That night started out hot, too. But gold country cools fantastically after the sun sets.

We did some running and hiking on the Pacific Crest Trail (which traverses the US, running from Mexico to Canada).

We eventually returned to The Bay Area and went to a crepe restaurant called Ti-Couz owned by a family from Bretagne. Voila le petit mec francais.

Before heading home, we went to Reyes National Lake Shore. The Lorax was worn out by this point, but I wasn't really ready to come home.

Our honeymoon. It's something we'll always have when it is us against the world. SR said at one point that the trip reminded him of what is important in life. He told me what that was and I smiled, loving him. This is our life.


H said...

What wonderful photos! Glad you had such a great honeymoon!!!

I still need to take a belated honeymoon one day :) We had decided to save money at the time.

Danni said...

Sounds like a blast!!! I hope the smoke wasn't too vexing. Doesn't sound like it.

I prefer to drink straight water but I also take S-caps on long long runs or races (1/hour). Seems to be the right balance and I, so far, am neither hyponotremic nor dehydrated (at least noticably).

As for the race, I still wouldn't rule out pacing strategy as something to consider in understanding why you bonked.

Meghan said...

Hi Sealegs!

What a great review of your honeymoon. You know what I like to see in your photos is how genuine your expressions of love and happiness are. And, it's so nice to see you out in the outdoors so much. I hope you're able to keep your honeymoon memories and feelings going for a long time. ;)


Olga said...

My God, The Bois is so big, and so adorable!!! And you guys are so happy!!! And the outdoors are beautiful! Man, isn't life perfect???
You've put so much emotion into this story, I was picturing myself...
Yes, we do indeed need to meet before you leave. Too much happened since we "met":) How about Teton 50M? There are no really 50 milers in PNW in the fall. How about joining me and a few friends in Rim to Rim Grand Canyon in October? When are you leaving for sure?

SteveQ said...

That boy of yours just doesn't take a bad picture, does he? Sounds like the perfect honeymoon.

Your statement about dehydration holds true, but only up to a point. I've run marathons without water and 50 miles with minimal water and electrolytes, but now that I'm looking at 100 miles, the story changes. What the body tolerates for 2-8 hours it doesn't tolerate for 24+.

sea legs girl said...

Good point, Steve. I don't know too much about what the body does when you run 100 miles. But what you say makes sense as you must reach some sort of equilibrium when you're running for that long.

Abbie said...

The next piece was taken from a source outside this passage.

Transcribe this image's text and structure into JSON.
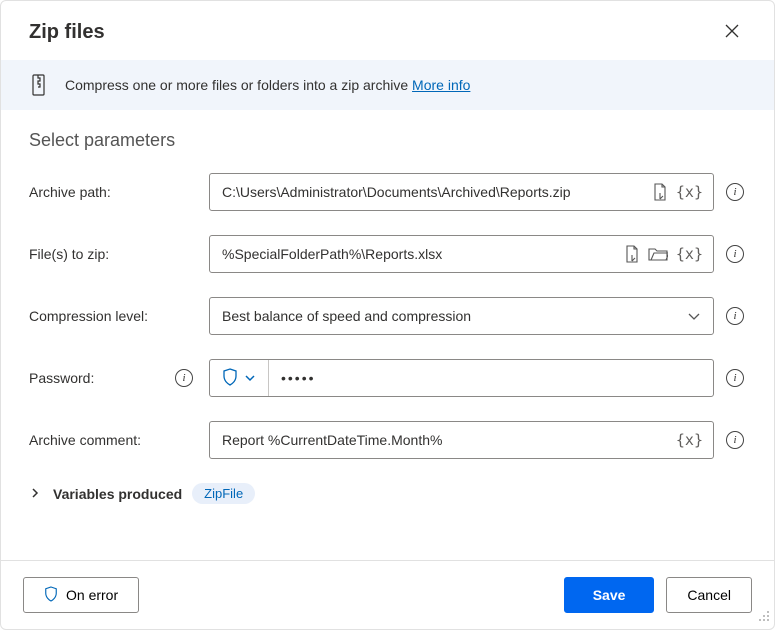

Glad to see you're back and posting. It seemed somewhat dull without your posts. :) Your pictures look like you had so much fun and like another commenter said, you look so happy. Congrats on the race! You may think you bonked but there is no way I could ever pull of something even close to that.